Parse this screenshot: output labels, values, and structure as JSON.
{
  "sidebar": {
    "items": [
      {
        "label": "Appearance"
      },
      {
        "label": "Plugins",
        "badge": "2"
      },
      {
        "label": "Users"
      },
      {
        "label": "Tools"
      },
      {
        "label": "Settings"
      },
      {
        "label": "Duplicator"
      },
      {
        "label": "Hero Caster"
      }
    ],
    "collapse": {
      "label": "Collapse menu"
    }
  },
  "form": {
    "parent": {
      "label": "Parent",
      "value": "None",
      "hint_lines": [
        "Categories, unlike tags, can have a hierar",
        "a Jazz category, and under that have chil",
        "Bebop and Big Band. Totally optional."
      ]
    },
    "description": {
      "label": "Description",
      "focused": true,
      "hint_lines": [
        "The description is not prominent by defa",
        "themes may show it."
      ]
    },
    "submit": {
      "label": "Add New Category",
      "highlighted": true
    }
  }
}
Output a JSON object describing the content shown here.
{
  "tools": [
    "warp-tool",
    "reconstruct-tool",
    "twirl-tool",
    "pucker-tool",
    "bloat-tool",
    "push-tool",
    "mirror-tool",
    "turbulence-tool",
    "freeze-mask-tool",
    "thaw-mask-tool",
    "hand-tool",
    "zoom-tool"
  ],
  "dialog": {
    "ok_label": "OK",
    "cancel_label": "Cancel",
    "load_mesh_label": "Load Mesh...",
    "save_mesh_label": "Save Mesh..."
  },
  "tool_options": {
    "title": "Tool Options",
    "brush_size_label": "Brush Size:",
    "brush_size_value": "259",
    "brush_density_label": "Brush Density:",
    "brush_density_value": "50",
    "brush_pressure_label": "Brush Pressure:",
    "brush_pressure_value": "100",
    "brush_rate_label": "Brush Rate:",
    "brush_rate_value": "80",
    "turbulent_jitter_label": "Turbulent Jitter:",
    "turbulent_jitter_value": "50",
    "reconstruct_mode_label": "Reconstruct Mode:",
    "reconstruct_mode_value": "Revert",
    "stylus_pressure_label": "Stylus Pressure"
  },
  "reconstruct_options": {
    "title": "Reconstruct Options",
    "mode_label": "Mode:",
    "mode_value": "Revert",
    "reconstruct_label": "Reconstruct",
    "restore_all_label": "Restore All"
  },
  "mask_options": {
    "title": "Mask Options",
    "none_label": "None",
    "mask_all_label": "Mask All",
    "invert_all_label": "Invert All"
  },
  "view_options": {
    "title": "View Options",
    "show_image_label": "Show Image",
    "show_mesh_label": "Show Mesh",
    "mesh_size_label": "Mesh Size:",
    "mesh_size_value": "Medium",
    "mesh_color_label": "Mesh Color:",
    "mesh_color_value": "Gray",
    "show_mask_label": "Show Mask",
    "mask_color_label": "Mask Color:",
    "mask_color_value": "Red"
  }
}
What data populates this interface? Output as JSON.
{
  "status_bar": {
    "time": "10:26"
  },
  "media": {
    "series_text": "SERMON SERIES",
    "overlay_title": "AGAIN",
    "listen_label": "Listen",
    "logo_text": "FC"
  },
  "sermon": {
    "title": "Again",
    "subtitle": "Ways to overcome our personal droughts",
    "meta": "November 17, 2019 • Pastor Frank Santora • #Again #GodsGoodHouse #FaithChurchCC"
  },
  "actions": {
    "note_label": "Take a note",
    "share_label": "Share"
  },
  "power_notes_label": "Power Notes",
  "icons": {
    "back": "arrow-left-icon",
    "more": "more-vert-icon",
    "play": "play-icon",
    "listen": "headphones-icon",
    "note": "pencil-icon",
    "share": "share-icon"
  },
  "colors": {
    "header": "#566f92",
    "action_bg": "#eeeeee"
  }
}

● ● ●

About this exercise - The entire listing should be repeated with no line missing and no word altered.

Exercise output -
Parse this screenshot: output labels, values, and structure as JSON.
{
  "sidebar": {
    "items": [
      {
        "label": "Appearance"
      },
      {
        "label": "Plugins",
        "badge": "2"
      },
      {
        "label": "Users"
      },
      {
        "label": "Tools"
      },
      {
        "label": "Settings"
      },
      {
        "label": "Duplicator"
      },
      {
        "label": "Hero Caster"
      }
    ],
    "collapse": {
      "label": "Collapse menu"
    }
  },
  "form": {
    "parent": {
      "label": "Parent",
      "value": "None",
      "hint_lines": [
        "Categories, unlike tags, can have a hierar",
        "a Jazz category, and under that have chil",
        "Bebop and Big Band. Totally optional."
      ]
    },
    "description": {
      "label": "Description",
      "focused": true,
      "hint_lines": [
        "The description is not prominent by defa",
        "themes may show it."
      ]
    },
    "submit": {
      "label": "Add New Category",
      "highlighted": true
    }
  }
}
Output a JSON object describing the content shown here.
{
  "tools": [
    "warp-tool",
    "reconstruct-tool",
    "twirl-tool",
    "pucker-tool",
    "bloat-tool",
    "push-tool",
    "mirror-tool",
    "turbulence-tool",
    "freeze-mask-tool",
    "thaw-mask-tool",
    "hand-tool",
    "zoom-tool"
  ],
  "dialog": {
    "ok_label": "OK",
    "cancel_label": "Cancel",
    "load_mesh_label": "Load Mesh...",
    "save_mesh_label": "Save Mesh..."
  },
  "tool_options": {
    "title": "Tool Options",
    "brush_size_label": "Brush Size:",
    "brush_size_value": "259",
    "brush_density_label": "Brush Density:",
    "brush_density_value": "50",
    "brush_pressure_label": "Brush Pressure:",
    "brush_pressure_value": "100",
    "brush_rate_label": "Brush Rate:",
    "brush_rate_value": "80",
    "turbulent_jitter_label": "Turbulent Jitter:",
    "turbulent_jitter_value": "50",
    "reconstruct_mode_label": "Reconstruct Mode:",
    "reconstruct_mode_value": "Revert",
    "stylus_pressure_label": "Stylus Pressure"
  },
  "reconstruct_options": {
    "title": "Reconstruct Options",
    "mode_label": "Mode:",
    "mode_value": "Revert",
    "reconstruct_label": "Reconstruct",
    "restore_all_label": "Restore All"
  },
  "mask_options": {
    "title": "Mask Options",
    "none_label": "None",
    "mask_all_label": "Mask All",
    "invert_all_label": "Invert All"
  },
  "view_options": {
    "title": "View Options",
    "show_image_label": "Show Image",
    "show_mesh_label": "Show Mesh",
    "mesh_size_label": "Mesh Size:",
    "mesh_size_value": "Medium",
    "mesh_color_label": "Mesh Color:",
    "mesh_color_value": "Gray",
    "show_mask_label": "Show Mask",
    "mask_color_label": "Mask Color:",
    "mask_color_value": "Red"
  }
}
What data populates this interface? Output as JSON.
{
  "status_bar": {
    "time": "10:26"
  },
  "media": {
    "series_text": "SERMON SERIES",
    "overlay_title": "AGAIN",
    "listen_label": "Listen",
    "logo_text": "FC"
  },
  "sermon": {
    "title": "Again",
    "subtitle": "Ways to overcome our personal droughts",
    "meta": "November 17, 2019 • Pastor Frank Santora • #Again #GodsGoodHouse #FaithChurchCC"
  },
  "actions": {
    "note_label": "Take a note",
    "share_label": "Share"
  },
  "power_notes_label": "Power Notes",
  "icons": {
    "back": "arrow-left-icon",
    "more": "more-vert-icon",
    "play": "play-icon",
    "listen": "headphones-icon",
    "note": "pencil-icon",
    "share": "share-icon"
  },
  "colors": {
    "header": "#566f92",
    "action_bg": "#eeeeee"
  }
}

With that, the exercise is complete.